→ **DATA SHOWN**:
______________________________

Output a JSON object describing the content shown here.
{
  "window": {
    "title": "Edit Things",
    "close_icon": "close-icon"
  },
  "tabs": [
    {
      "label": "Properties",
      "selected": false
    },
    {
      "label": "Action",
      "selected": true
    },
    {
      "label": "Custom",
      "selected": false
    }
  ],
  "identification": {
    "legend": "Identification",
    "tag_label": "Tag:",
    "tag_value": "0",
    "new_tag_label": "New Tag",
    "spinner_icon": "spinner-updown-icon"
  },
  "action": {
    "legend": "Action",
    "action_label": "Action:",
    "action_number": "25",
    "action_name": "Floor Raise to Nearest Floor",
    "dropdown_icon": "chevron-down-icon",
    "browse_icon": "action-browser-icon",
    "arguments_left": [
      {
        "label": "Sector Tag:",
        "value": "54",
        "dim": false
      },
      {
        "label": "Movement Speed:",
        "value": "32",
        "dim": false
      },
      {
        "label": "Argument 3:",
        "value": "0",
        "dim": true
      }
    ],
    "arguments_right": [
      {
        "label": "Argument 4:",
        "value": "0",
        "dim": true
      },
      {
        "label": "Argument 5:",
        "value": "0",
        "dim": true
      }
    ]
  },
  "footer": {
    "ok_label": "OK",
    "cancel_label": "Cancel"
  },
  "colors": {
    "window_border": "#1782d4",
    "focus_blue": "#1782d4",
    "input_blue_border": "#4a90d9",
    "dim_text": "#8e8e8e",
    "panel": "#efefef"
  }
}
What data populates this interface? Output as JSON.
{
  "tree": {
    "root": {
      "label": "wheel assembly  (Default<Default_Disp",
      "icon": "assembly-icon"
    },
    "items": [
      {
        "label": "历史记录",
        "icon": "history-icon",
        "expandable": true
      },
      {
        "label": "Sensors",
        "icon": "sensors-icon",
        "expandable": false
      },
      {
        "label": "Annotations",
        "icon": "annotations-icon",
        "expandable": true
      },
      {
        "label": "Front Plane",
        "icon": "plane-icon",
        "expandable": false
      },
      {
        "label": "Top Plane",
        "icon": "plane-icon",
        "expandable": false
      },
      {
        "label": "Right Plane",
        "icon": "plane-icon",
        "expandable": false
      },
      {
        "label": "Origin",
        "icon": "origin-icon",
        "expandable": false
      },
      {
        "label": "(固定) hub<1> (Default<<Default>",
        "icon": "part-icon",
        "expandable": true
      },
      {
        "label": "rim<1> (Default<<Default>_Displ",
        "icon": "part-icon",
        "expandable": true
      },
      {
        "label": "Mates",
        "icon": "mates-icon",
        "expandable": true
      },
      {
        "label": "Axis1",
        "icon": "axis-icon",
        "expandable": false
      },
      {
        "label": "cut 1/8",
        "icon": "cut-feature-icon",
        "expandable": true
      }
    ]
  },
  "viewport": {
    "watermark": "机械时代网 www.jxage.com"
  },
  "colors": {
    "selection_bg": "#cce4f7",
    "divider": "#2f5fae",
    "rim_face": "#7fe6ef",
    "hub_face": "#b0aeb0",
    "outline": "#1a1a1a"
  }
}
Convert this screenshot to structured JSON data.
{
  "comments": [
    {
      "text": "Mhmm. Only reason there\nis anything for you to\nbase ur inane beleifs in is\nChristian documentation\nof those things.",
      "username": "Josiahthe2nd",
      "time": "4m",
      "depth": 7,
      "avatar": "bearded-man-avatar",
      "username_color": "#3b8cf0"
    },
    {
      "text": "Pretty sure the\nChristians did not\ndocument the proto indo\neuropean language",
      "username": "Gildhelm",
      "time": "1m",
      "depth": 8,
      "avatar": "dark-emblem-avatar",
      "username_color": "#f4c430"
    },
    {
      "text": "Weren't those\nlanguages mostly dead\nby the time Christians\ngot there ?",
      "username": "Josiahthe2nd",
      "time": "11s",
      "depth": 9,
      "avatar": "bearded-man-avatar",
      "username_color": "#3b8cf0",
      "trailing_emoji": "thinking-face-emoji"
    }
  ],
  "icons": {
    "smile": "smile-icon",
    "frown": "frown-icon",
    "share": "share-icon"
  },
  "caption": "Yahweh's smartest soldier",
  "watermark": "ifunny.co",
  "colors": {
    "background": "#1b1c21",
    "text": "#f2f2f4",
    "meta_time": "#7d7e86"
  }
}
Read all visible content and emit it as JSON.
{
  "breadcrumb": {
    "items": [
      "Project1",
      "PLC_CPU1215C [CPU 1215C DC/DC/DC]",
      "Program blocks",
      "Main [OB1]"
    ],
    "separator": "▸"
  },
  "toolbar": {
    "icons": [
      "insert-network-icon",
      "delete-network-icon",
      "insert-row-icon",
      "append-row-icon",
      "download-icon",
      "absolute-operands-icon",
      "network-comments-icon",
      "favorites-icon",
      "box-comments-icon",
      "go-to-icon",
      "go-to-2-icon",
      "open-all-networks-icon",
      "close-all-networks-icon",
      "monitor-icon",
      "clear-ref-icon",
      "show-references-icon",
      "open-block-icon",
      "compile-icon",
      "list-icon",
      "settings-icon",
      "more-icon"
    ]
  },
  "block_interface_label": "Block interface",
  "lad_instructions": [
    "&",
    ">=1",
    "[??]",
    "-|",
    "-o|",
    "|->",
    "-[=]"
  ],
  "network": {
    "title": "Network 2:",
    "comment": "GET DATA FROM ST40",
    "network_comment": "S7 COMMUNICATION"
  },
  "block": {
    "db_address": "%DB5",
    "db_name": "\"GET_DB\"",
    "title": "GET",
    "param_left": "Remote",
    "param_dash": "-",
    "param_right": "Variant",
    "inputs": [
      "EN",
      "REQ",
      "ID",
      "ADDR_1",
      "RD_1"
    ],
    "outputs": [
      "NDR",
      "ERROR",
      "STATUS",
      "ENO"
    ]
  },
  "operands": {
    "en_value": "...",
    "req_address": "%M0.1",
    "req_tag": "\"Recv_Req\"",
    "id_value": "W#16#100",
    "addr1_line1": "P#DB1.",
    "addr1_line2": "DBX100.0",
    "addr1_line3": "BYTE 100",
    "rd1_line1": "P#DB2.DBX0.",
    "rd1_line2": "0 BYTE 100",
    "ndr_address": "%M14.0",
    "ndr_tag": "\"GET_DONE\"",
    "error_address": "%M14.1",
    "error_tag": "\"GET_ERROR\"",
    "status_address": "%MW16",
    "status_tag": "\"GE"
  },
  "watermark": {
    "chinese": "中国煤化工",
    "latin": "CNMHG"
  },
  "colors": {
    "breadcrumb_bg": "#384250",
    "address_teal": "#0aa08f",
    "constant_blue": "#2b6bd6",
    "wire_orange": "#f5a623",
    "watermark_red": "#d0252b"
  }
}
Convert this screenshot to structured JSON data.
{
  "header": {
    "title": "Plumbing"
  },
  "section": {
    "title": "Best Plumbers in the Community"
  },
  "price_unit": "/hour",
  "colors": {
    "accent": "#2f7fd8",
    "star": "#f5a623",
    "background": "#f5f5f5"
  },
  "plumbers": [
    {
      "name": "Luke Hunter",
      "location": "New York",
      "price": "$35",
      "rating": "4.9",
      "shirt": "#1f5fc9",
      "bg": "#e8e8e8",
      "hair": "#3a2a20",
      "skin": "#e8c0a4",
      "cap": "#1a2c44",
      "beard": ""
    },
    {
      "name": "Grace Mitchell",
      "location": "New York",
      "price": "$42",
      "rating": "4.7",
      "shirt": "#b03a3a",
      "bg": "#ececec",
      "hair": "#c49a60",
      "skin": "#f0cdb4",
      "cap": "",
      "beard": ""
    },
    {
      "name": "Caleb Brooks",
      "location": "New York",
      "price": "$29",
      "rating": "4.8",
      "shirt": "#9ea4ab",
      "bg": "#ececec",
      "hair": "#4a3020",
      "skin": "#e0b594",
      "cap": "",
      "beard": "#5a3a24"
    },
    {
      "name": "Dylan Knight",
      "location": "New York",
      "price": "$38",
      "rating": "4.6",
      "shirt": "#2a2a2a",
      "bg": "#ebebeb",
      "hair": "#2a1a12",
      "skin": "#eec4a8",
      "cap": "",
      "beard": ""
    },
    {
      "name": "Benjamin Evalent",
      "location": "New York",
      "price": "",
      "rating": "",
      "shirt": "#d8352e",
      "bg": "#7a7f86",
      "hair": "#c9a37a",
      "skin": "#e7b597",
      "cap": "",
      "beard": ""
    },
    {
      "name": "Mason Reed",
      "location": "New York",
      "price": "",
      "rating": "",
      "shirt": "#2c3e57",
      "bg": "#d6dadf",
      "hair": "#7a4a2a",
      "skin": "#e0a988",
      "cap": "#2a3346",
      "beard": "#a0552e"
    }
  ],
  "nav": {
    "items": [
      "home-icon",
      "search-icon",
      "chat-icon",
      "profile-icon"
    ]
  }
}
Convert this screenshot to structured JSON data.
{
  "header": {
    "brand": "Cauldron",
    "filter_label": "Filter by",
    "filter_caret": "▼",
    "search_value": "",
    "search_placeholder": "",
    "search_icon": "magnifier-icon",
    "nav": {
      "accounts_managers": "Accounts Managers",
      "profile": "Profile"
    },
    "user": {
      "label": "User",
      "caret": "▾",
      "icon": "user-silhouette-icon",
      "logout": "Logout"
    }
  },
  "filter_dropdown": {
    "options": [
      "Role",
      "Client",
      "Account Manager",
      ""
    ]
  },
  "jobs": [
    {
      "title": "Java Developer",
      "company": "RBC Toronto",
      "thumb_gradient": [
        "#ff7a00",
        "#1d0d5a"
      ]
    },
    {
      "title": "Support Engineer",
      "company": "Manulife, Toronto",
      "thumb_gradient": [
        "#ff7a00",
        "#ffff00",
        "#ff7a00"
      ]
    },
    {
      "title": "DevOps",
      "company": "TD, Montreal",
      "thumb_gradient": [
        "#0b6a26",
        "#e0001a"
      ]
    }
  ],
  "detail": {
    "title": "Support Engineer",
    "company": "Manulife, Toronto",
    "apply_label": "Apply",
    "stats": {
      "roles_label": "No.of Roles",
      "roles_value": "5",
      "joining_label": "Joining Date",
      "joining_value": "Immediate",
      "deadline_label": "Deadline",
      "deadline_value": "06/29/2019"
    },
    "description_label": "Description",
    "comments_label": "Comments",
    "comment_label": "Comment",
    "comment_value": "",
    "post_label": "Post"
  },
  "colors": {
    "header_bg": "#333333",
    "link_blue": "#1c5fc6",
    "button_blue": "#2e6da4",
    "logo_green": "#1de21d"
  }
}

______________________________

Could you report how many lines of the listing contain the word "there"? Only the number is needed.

2